Look at the CPR Tool to get some specific suggestions on how to confront Sally’s sin issues in the spirit of First Thessalonians 5:14. Sally is struggling with anger/control and fear/distrust. You may feel that her predominant struggle is not anger but rather fear. This will change your approach a little. When you look at the tool you will see that confronting distrust starts with comfort, whereas confronting anger starts with a firm, but private confrontation (don’t confront publicly as this brings shame and provokes further anger). As you continue to confront her distrust, you will challenge the unbelief you see in her after you have encouraged her with prayer. Gently help her see how this unbelief in God concerning Joe has led to the other struggles she is facing. Finally, encourage faith in her. Show how her unrest could give way to deep rest if she repents of her distrust and puts her trust back in God. Read passages like Matthew 11:28-29 with her.
If her predominant sin is control, you will want to confront her privately by encouraging her to surrender her control over to God. Help her learn how to repent of her anger and control and experience the healing power of the gospel of God’s grace in Christ. Read passages like 1 John 1:9 with her. Help her establish some boundaries so she does not feed her flesh or tempt herself into sinning in anger (Romans 13:14). Perhaps make a covenant with her committing her to call you whenever she feels hurt because Joe didn’t listen to her like she hoped he would. This may give you an opportunity to help her renew her mind (Romans 12:2) in real time by helping her learn how to take her thoughts captive for Christ (2 Corinthians 10:5). Maybe you can help Sally get more involved with you and some of the other ladies in your group so that she doesn’t put her whole focus on Joe. She needs to spend time with other Christian women and not just Joe, especially if those relationships are focused on helping one another accept the gospel of our acceptance in Christ. These relationships focused on developing biblical thinking will help her put on the “whole armor of God” so that when she is tempted to fear Joe’s view of her or get angry at him, she will be able to stand firm (Ephesians 6:13).
If you have others in your LIFE Group who struggle with other core heart issues like foolishness/lust or doubt/despair, the CPR Tool lists helpful steps to know how to patiently confront these sins as well.
As a LIFE Group leader, you are called to shepherd your people. If you are faithful to Connect deeply with your people, Assess their heart issues, and Respond to their sin struggles with the grace and truth of Jesus Christ found in His Word, God will be faithful to transform hearts and produce good fruit in your group.

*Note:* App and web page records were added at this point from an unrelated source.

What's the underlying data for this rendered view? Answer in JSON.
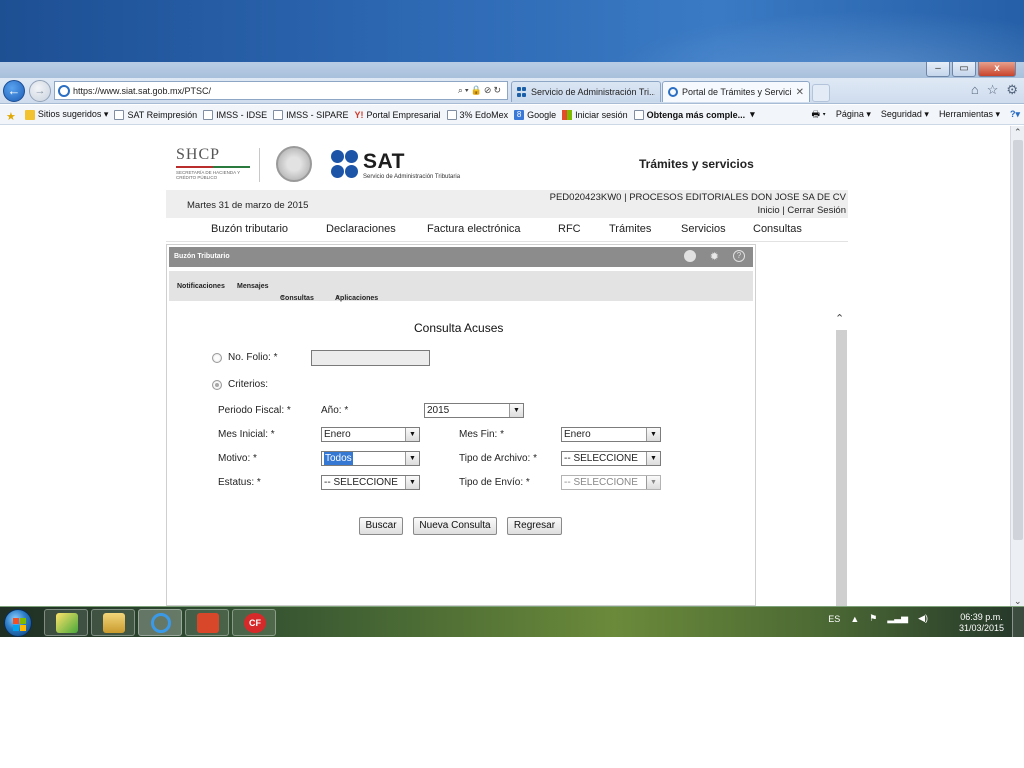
{
  "browser": {
    "window_controls": [
      "–",
      "▭",
      "x"
    ],
    "url": "https://www.siat.sat.gob.mx/PTSC/",
    "tabs": [
      {
        "label": "Servicio de Administración Tri..."
      },
      {
        "label": "Portal de Trámites y Servici..."
      }
    ],
    "favorites": [
      {
        "label": "Sitios sugeridos ▾",
        "icon": "sites-icon"
      },
      {
        "label": "SAT Reimpresión",
        "icon": "page-icon"
      },
      {
        "label": "IMSS - IDSE",
        "icon": "page-icon"
      },
      {
        "label": "IMSS - SIPARE",
        "icon": "page-icon"
      },
      {
        "label": "Portal Empresarial",
        "icon": "yahoo-icon"
      },
      {
        "label": "3% EdoMex",
        "icon": "page-icon"
      },
      {
        "label": "Google",
        "icon": "google-icon"
      },
      {
        "label": "Iniciar sesión",
        "icon": "ms-icon"
      },
      {
        "label": "Obtenga más comple...",
        "icon": "page-icon"
      }
    ],
    "commands": [
      "Página ▾",
      "Seguridad ▾",
      "Herramientas ▾"
    ]
  },
  "header": {
    "shcp": "SHCP",
    "shcp_sub": "SECRETARÍA DE HACIENDA Y CRÉDITO PÚBLICO",
    "sat": "SAT",
    "sat_sub": "Servicio de Administración Tributaria",
    "section_title": "Trámites y servicios"
  },
  "infobar": {
    "date": "Martes 31 de marzo de 2015",
    "rfc": "PED020423KW0 | PROCESOS EDITORIALES DON JOSE SA DE CV",
    "links": "Inicio | Cerrar Sesión"
  },
  "nav": [
    "Buzón tributario",
    "Declaraciones",
    "Factura electrónica",
    "RFC",
    "Trámites",
    "Servicios",
    "Consultas"
  ],
  "panel": {
    "title": "Buzón Tributario",
    "menu": [
      "Notificaciones",
      "Mensajes",
      "Consultas",
      "Aplicaciones"
    ]
  },
  "form": {
    "title": "Consulta Acuses",
    "folio_label": "No. Folio: *",
    "folio_value": "",
    "criterios_label": "Criterios:",
    "periodo_label": "Periodo Fiscal: *",
    "anio_label": "Año: *",
    "anio_value": "2015",
    "mes_inicial_label": "Mes Inicial: *",
    "mes_inicial_value": "Enero",
    "mes_fin_label": "Mes Fin: *",
    "mes_fin_value": "Enero",
    "motivo_label": "Motivo: *",
    "motivo_value": "Todos",
    "tipo_archivo_label": "Tipo de Archivo: *",
    "tipo_archivo_value": "-- SELECCIONE",
    "estatus_label": "Estatus: *",
    "estatus_value": "-- SELECCIONE",
    "tipo_envio_label": "Tipo de Envío: *",
    "tipo_envio_value": "-- SELECCIONE",
    "buttons": {
      "buscar": "Buscar",
      "nueva": "Nueva Consulta",
      "regresar": "Regresar"
    }
  },
  "taskbar": {
    "lang": "ES",
    "time": "06:39 p.m.",
    "date": "31/03/2015"
  },
  "colors": {
    "sat_blue": "#1c54a8",
    "panel_header": "#8c8c8c",
    "selected_option": "#3478d4"
  }
}
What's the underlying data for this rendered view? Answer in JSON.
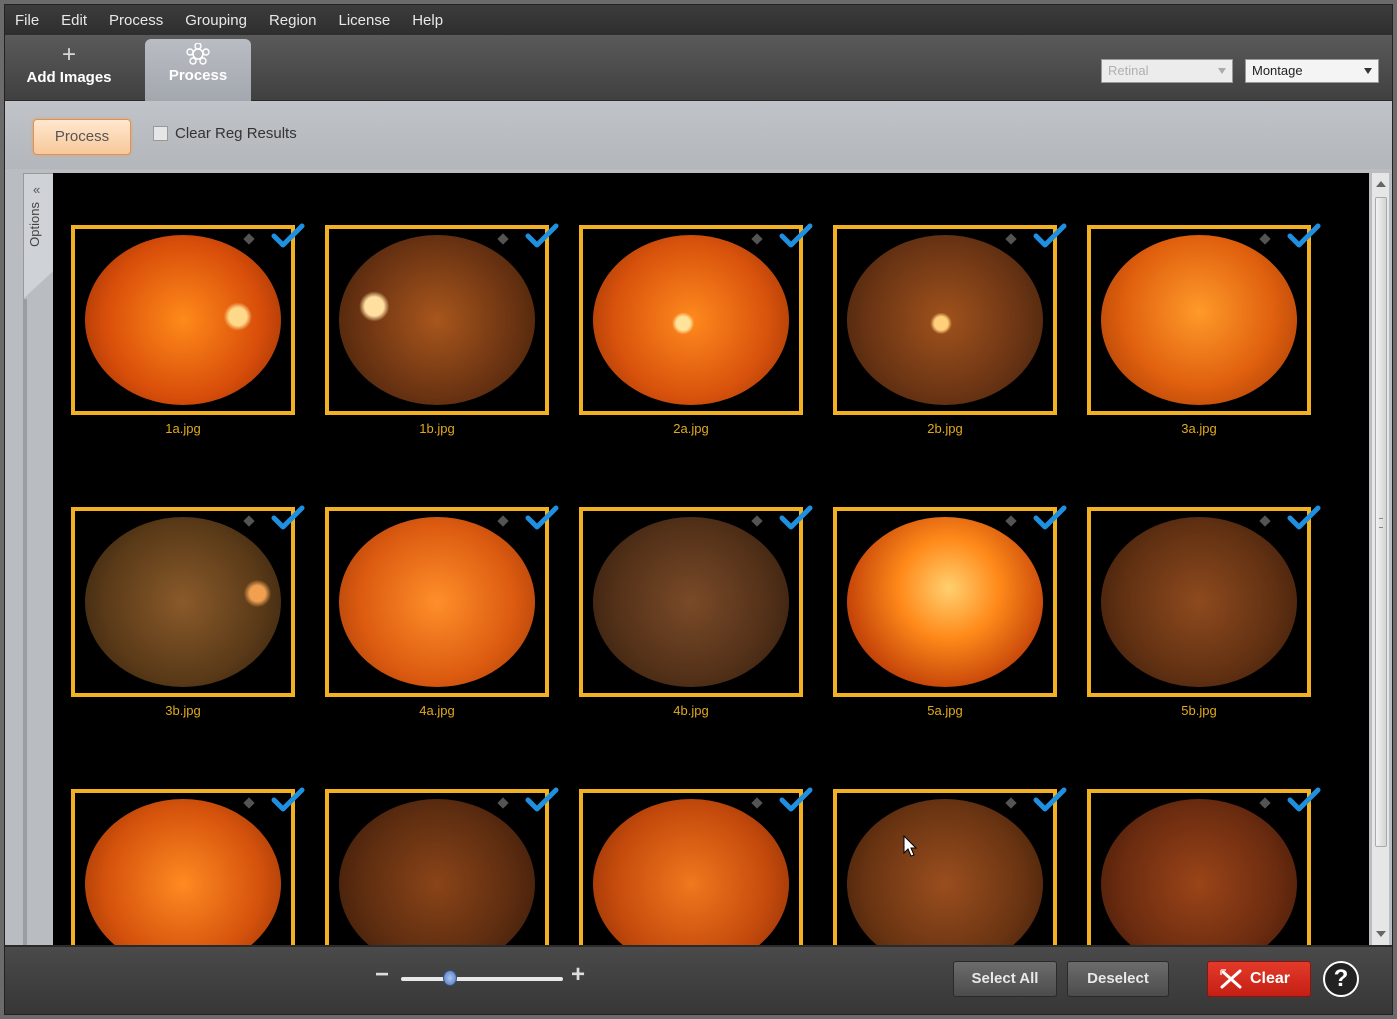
{
  "menu": [
    "File",
    "Edit",
    "Process",
    "Grouping",
    "Region",
    "License",
    "Help"
  ],
  "toolbar": {
    "add_images_label": "Add Images",
    "process_tab_label": "Process",
    "modality_select": "Retinal",
    "layout_select": "Montage"
  },
  "actionbar": {
    "process_button": "Process",
    "clear_reg_label": "Clear Reg Results"
  },
  "side_panel": {
    "label": "Options",
    "collapse_icon": "double-chevron-left-icon"
  },
  "images": [
    {
      "name": "1a.jpg",
      "selected": true
    },
    {
      "name": "1b.jpg",
      "selected": true
    },
    {
      "name": "2a.jpg",
      "selected": true
    },
    {
      "name": "2b.jpg",
      "selected": true
    },
    {
      "name": "3a.jpg",
      "selected": true
    },
    {
      "name": "3b.jpg",
      "selected": true
    },
    {
      "name": "4a.jpg",
      "selected": true
    },
    {
      "name": "4b.jpg",
      "selected": true
    },
    {
      "name": "5a.jpg",
      "selected": true
    },
    {
      "name": "5b.jpg",
      "selected": true
    },
    {
      "name": "",
      "selected": true
    },
    {
      "name": "",
      "selected": true
    },
    {
      "name": "",
      "selected": true
    },
    {
      "name": "",
      "selected": true
    },
    {
      "name": "",
      "selected": true
    }
  ],
  "bottombar": {
    "zoom_minus": "−",
    "zoom_plus": "+",
    "zoom_level": 0.3,
    "select_all_label": "Select All",
    "deselect_label": "Deselect",
    "clear_label": "Clear",
    "help_label": "?"
  },
  "colors": {
    "thumb_border": "#f2b120",
    "filename_text": "#e0a91f",
    "check_mark": "#1f8fe0",
    "clear_button": "#d42a1d"
  }
}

Angry people will grow more surrendered to Christ. Foolish people will grow more satisfied in Christ. Despairing people will grow more hopeful in Christ. Fearful people will grow more trusting of Christ. And God will be faithful to reward you for your labor of love: “Shepherd the flock of God that is among you…and when the chief Shepherd appears, you will receive the unfading crown of glory” (1 Peter 5:2, 4).
Begin using the CPR Tool (along with the previous GPS, Covenant, and Heart Tree tools) over the next 6 weeks to develop this skill of responding with grace and truth. Eventually, you will have the skill to know how to properly Encourage someone by discerning the severity of their struggle and what level of resources you should direct them to within the church, but this will come in a later learning assignment starting May 11th.